Skills and Experience

Essential Qualifications

The foundation welcomes candidates from a variety of professional backgrounds and experience, which provide the following essential qualifications:

  • Ten or more years working in and with extensive knowledge of social and economic development, policy, research, and advocacy, particularly in Africa.
  • Has held positions inside and/or outside of government that allowed the candidate to develop experience with: understanding and advising on policy processes and government administration; improving government effectiveness and accountability to people; fostering engagement among government and non-governmental actors; and empathy for governments’ constraints, opportunities, and authorizing environments.
  • Demonstrated ability to think strategically and to translate ideas into practical actions, including through: development, implementation, and evaluation of strategies; management of a portfolio of projects and/or grantmaking; ability to use data, evidence, and quantitative/qualitative analytics to develop a strategy, allocate resources, and assess progress; and ability to work seamlessly across strategic, substantive, and administrative aspects of work.
  • Ability to work with and foster collaboration across diverse stakeholders including through: bridging and building relationships and inspiring collaboration across sectors such as the public sector, civil society, academia, funding agencies, international organizations, private sector, or the media; and ability to listen attentively and synthesize ideas from across disciplines.
  • Strong communications and representational skills including: capacity to communicate clearly with diverse audiences, including grantees, colleagues, boards of directors, policymakers, and other donors (government and private); and demonstrated experience/skills in representing or acting as a spokesperson for an organization to external audiences, such as public speaking, appearing on or moderating expert panels, facilitating peer-to-peer dialogue, or sharing and influencing ideas through external communications platforms.
  • Strong and demonstrated track record of pursuing a diversity, equity, and inclusion (DEI) agenda in prior work environments.
  • Long-term experience living and working in Africa, and preferably also Mexico or other parts of Latin America.
  • Ability to travel domestically and internationally, as needed, around 25%-35% of time (once global health conditions allow it).
  • Proficiency in Microsoft Office applications for daily use (Word, Excel, Outlook Calendar).

Desirable qualifications

  • Experience working to improve national or sub-national government performance and effectiveness, or performance and effectiveness of an international institution, with a cross-sectoral emphasis.
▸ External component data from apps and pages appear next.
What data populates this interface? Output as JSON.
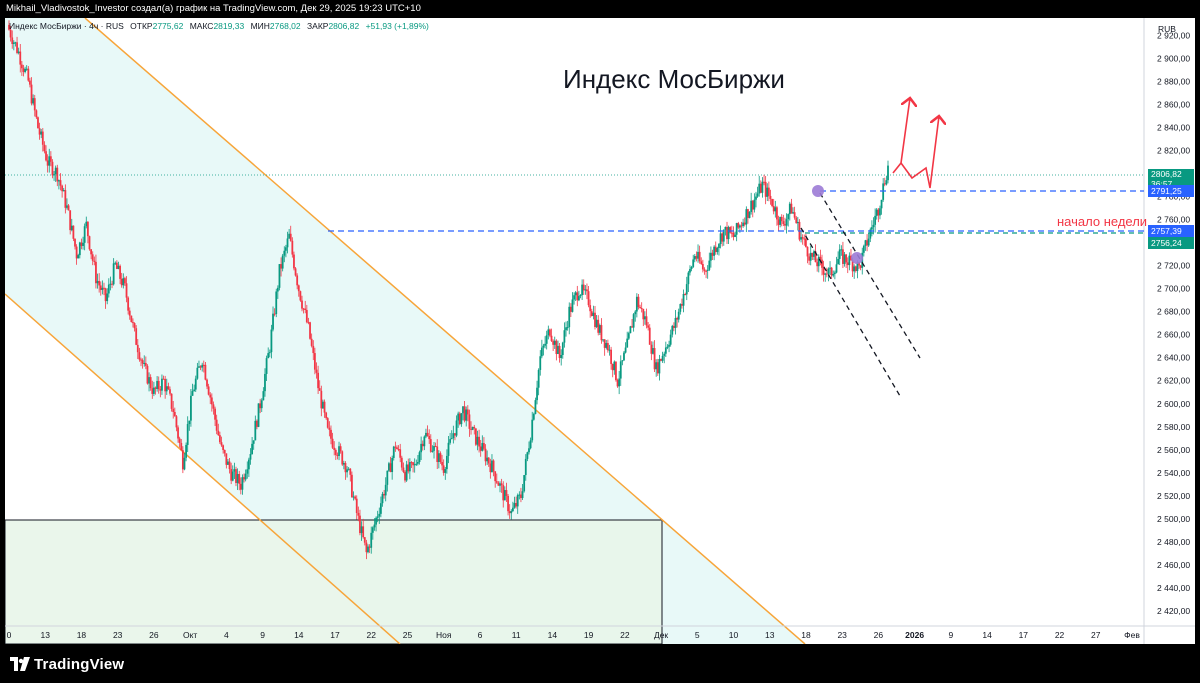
{
  "header": {
    "attribution": "Mikhail_Vladivostok_Investor создал(а) график на TradingView.com, Дек 29, 2025 19:23 UTC+10"
  },
  "legend": {
    "symbol": "Индекс МосБиржи · 4ч · RUS",
    "open_label": "ОТКР",
    "open": "2775,62",
    "high_label": "МАКС",
    "high": "2819,33",
    "low_label": "МИН",
    "low": "2768,02",
    "close_label": "ЗАКР",
    "close": "2806,82",
    "change": "+51,93 (+1,89%)"
  },
  "footer": {
    "brand": "TradingView"
  },
  "price_tags": {
    "last": "2806,82",
    "countdown": "36:57",
    "level_high": "2791,25",
    "level_week": "2757,39",
    "prev": "2756,24"
  },
  "colors": {
    "up": "#089981",
    "down": "#f23645",
    "channel_line": "#f7a53a",
    "channel_fill": "#e0f7f5",
    "box_fill": "#e8f5e9",
    "level_line": "#2962ff",
    "arrow": "#f23645",
    "marker": "#9c7bd6",
    "tag_green": "#089981",
    "tag_blue": "#2962ff"
  },
  "chart_data": {
    "type": "candlestick",
    "title": "Индекс МосБиржи",
    "currency": "RUB",
    "annotation": "начало недели",
    "ylim": [
      2407,
      2935
    ],
    "y_ticks": [
      2420,
      2440,
      2460,
      2480,
      2500,
      2520,
      2540,
      2560,
      2580,
      2600,
      2620,
      2640,
      2660,
      2680,
      2700,
      2720,
      2740,
      2760,
      2780,
      2800,
      2820,
      2840,
      2860,
      2880,
      2900,
      2920
    ],
    "y_tick_labels": [
      "2 420,00",
      "2 440,00",
      "2 460,00",
      "2 480,00",
      "2 500,00",
      "2 520,00",
      "2 540,00",
      "2 560,00",
      "2 580,00",
      "2 600,00",
      "2 620,00",
      "2 640,00",
      "2 660,00",
      "2 680,00",
      "2 700,00",
      "2 720,00",
      "2 740,00",
      "2 760,00",
      "2 780,00",
      "2 800,00",
      "2 820,00",
      "2 840,00",
      "2 860,00",
      "2 880,00",
      "2 900,00",
      "2 920,00"
    ],
    "x_ticks": [
      "0",
      "13",
      "18",
      "23",
      "26",
      "Окт",
      "4",
      "9",
      "14",
      "17",
      "22",
      "25",
      "Ноя",
      "6",
      "11",
      "14",
      "19",
      "22",
      "Дек",
      "5",
      "10",
      "13",
      "18",
      "23",
      "26",
      "2026",
      "9",
      "14",
      "17",
      "22",
      "27",
      "Фев"
    ],
    "levels": [
      2791.25,
      2757.39
    ],
    "path": [
      [
        0,
        2925
      ],
      [
        6,
        2905
      ],
      [
        12,
        2880
      ],
      [
        18,
        2840
      ],
      [
        24,
        2810
      ],
      [
        30,
        2800
      ],
      [
        36,
        2770
      ],
      [
        42,
        2730
      ],
      [
        48,
        2755
      ],
      [
        54,
        2710
      ],
      [
        60,
        2690
      ],
      [
        66,
        2720
      ],
      [
        72,
        2700
      ],
      [
        78,
        2660
      ],
      [
        84,
        2630
      ],
      [
        90,
        2610
      ],
      [
        96,
        2620
      ],
      [
        102,
        2595
      ],
      [
        108,
        2550
      ],
      [
        114,
        2610
      ],
      [
        120,
        2640
      ],
      [
        126,
        2600
      ],
      [
        132,
        2560
      ],
      [
        138,
        2540
      ],
      [
        144,
        2530
      ],
      [
        150,
        2560
      ],
      [
        156,
        2600
      ],
      [
        162,
        2650
      ],
      [
        168,
        2715
      ],
      [
        174,
        2745
      ],
      [
        180,
        2700
      ],
      [
        186,
        2665
      ],
      [
        192,
        2615
      ],
      [
        198,
        2575
      ],
      [
        204,
        2560
      ],
      [
        210,
        2545
      ],
      [
        216,
        2505
      ],
      [
        222,
        2470
      ],
      [
        228,
        2500
      ],
      [
        234,
        2530
      ],
      [
        240,
        2565
      ],
      [
        246,
        2540
      ],
      [
        252,
        2545
      ],
      [
        258,
        2575
      ],
      [
        264,
        2560
      ],
      [
        270,
        2545
      ],
      [
        276,
        2575
      ],
      [
        282,
        2595
      ],
      [
        288,
        2575
      ],
      [
        294,
        2560
      ],
      [
        300,
        2545
      ],
      [
        306,
        2525
      ],
      [
        312,
        2505
      ],
      [
        318,
        2520
      ],
      [
        324,
        2575
      ],
      [
        330,
        2640
      ],
      [
        336,
        2665
      ],
      [
        342,
        2640
      ],
      [
        348,
        2680
      ],
      [
        354,
        2700
      ],
      [
        360,
        2690
      ],
      [
        366,
        2665
      ],
      [
        372,
        2650
      ],
      [
        378,
        2620
      ],
      [
        384,
        2650
      ],
      [
        390,
        2690
      ],
      [
        396,
        2670
      ],
      [
        402,
        2630
      ],
      [
        408,
        2650
      ],
      [
        414,
        2670
      ],
      [
        420,
        2700
      ],
      [
        426,
        2730
      ],
      [
        432,
        2715
      ],
      [
        438,
        2735
      ],
      [
        444,
        2750
      ],
      [
        450,
        2745
      ],
      [
        456,
        2760
      ],
      [
        462,
        2775
      ],
      [
        468,
        2790
      ],
      [
        474,
        2775
      ],
      [
        480,
        2755
      ],
      [
        486,
        2770
      ],
      [
        492,
        2745
      ],
      [
        498,
        2728
      ],
      [
        504,
        2720
      ],
      [
        510,
        2712
      ],
      [
        516,
        2728
      ],
      [
        522,
        2724
      ],
      [
        528,
        2718
      ],
      [
        534,
        2745
      ],
      [
        540,
        2770
      ],
      [
        546,
        2806.82
      ]
    ]
  }
}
This experience could occur through direct work inside of a government or international institution, or indirectly (e.g. through consulting or grantmaking).
  • Professional experience related to multilateral or regional and global institutions, including through working within, conducting research on, or influencing policymaking processes of such institutions.  
  • Experience supporting institutional strengthening in non-governmental organizations.
  • Proficiency in French desirable. Spanish a plus.
  • Expertise in one or more disciplines relevant to improved government performance and effectiveness, e.g. gender and development studies, anthropology, economics, master’s degree in business, public administration, political science, public policy, sociology, etc.

The William and Flora Hewlett Foundation embraces the importance of diversity, equity, and inclusion both internally, in our hiring process and organizational culture, and externally, in our grantmaking and related practices. It is an equal opportunity employer and welcomes applications from people of all backgrounds, cultures, and experiences.